We worked around certain themes, one of them being for Daniel to be more confident with himself and trying to be more confident with the decisions he makes. We also talked about his independence, being less reliant on other people, and getting ready for adulthood. One of Daniel’s qualities that stood out was that he was very interested in what I had to say. When I gave him advice or talked through situations, what I said seemed to resonate with him, and he was able to take it away and then continue discussions when he came back.
Would you say mentoring is valuable for young people?
Mentoring is valuable for young people to get a chance to talk to another adult who they are not familiar with, talking to someone who doesn’t know them, so they get a chance to start again on a clean slate. Mentoring is also valuable for young people who want to bounce ideas off people who might already have experience in the area they are interested in.
Did you receive support throughout the programme?
I received regular support and would often get a call or an email checking in. Every quarter we would have to submit some reports and I had some technical difficulties. Marilyn helped me out with the issue and helped me get through my paperwork. We also received regular newsletters about what’s happening in the organisation. This was really great to have because it keeps you in touch with everyone else and gives you an idea of what else is happening out there.
What would you say to people who want to join the programme?
I would say that you’ll need to be prepared for how different you may find your mentee, you may be worlds apart. You’ll have to be a good communicator with parents and mentees. Be sure to back up your words with action, always practice what you preach and don’t give out advice that you don’t actually follow yourself, because you won’t be able to get the confidence from your mentee.
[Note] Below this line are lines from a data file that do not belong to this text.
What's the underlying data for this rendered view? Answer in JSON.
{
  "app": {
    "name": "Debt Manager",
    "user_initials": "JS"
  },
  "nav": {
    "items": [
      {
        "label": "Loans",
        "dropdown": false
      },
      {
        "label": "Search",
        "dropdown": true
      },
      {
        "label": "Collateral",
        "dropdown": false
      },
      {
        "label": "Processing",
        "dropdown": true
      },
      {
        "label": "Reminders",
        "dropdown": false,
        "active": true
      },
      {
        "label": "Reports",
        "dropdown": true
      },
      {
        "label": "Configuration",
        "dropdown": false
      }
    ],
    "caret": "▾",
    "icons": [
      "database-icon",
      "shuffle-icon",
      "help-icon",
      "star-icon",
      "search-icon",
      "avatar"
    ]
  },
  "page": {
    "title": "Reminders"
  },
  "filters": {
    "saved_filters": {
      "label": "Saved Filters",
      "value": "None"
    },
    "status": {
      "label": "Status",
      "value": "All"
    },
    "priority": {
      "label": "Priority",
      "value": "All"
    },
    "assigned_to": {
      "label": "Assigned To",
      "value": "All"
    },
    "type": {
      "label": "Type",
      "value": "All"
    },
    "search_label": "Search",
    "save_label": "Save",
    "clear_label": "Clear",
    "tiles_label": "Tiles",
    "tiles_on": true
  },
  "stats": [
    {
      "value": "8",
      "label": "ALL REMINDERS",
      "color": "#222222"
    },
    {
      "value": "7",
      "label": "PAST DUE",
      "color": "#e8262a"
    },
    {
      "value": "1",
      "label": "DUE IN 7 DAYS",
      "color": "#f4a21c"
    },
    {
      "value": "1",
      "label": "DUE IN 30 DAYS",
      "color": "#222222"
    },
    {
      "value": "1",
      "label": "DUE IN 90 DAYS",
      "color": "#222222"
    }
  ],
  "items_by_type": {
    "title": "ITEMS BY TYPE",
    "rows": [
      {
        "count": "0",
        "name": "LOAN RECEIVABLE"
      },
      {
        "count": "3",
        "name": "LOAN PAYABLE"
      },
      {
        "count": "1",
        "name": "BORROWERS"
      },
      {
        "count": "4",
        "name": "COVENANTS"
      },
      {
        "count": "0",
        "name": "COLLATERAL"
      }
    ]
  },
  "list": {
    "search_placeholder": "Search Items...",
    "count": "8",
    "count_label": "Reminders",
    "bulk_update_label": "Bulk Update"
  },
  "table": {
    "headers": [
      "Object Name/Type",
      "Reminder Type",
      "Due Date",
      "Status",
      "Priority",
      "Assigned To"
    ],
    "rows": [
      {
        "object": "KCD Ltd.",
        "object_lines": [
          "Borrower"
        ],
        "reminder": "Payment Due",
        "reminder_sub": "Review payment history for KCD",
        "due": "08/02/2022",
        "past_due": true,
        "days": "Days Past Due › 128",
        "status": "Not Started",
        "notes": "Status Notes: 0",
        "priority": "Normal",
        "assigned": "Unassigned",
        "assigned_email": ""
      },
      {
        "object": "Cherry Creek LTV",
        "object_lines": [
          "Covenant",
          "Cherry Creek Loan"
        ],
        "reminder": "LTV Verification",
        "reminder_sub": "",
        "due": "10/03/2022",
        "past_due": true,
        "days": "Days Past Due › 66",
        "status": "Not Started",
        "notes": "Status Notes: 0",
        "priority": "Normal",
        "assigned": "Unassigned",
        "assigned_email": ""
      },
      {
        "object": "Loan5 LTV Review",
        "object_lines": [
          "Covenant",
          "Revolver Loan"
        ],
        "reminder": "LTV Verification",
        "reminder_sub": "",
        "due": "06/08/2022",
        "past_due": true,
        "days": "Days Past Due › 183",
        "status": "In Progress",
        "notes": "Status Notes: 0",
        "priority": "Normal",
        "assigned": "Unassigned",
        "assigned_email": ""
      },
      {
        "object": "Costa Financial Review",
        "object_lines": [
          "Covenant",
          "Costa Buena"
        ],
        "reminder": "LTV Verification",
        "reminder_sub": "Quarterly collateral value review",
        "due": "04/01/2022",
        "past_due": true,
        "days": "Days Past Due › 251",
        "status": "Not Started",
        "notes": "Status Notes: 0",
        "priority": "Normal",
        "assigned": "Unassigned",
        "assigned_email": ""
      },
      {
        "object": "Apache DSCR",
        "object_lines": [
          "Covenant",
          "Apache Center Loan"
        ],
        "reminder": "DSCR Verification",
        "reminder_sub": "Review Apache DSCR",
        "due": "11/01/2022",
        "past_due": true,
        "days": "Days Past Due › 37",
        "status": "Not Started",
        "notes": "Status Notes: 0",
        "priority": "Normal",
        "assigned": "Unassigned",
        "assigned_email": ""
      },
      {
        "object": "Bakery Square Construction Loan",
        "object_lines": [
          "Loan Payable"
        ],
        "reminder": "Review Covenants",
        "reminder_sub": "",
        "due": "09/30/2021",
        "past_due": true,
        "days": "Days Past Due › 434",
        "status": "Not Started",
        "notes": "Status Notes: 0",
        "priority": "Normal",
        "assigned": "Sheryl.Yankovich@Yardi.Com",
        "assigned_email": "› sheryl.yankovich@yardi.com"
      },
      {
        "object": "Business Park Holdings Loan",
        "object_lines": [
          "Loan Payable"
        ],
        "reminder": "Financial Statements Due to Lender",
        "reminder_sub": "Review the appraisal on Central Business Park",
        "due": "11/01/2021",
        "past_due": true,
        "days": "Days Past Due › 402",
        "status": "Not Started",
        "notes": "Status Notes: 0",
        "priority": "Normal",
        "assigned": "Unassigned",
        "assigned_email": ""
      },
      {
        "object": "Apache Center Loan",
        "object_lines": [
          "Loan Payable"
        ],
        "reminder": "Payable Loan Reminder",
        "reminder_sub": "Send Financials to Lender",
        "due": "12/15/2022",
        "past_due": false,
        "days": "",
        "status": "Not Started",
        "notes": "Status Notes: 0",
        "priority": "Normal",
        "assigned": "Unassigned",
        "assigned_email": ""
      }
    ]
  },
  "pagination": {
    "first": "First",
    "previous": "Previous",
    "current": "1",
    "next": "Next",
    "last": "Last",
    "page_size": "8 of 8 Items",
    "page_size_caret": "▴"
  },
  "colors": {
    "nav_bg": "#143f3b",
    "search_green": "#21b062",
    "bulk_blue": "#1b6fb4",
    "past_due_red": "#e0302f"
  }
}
Make sure that you are in a good place before committing time to help others because they will be relying on you.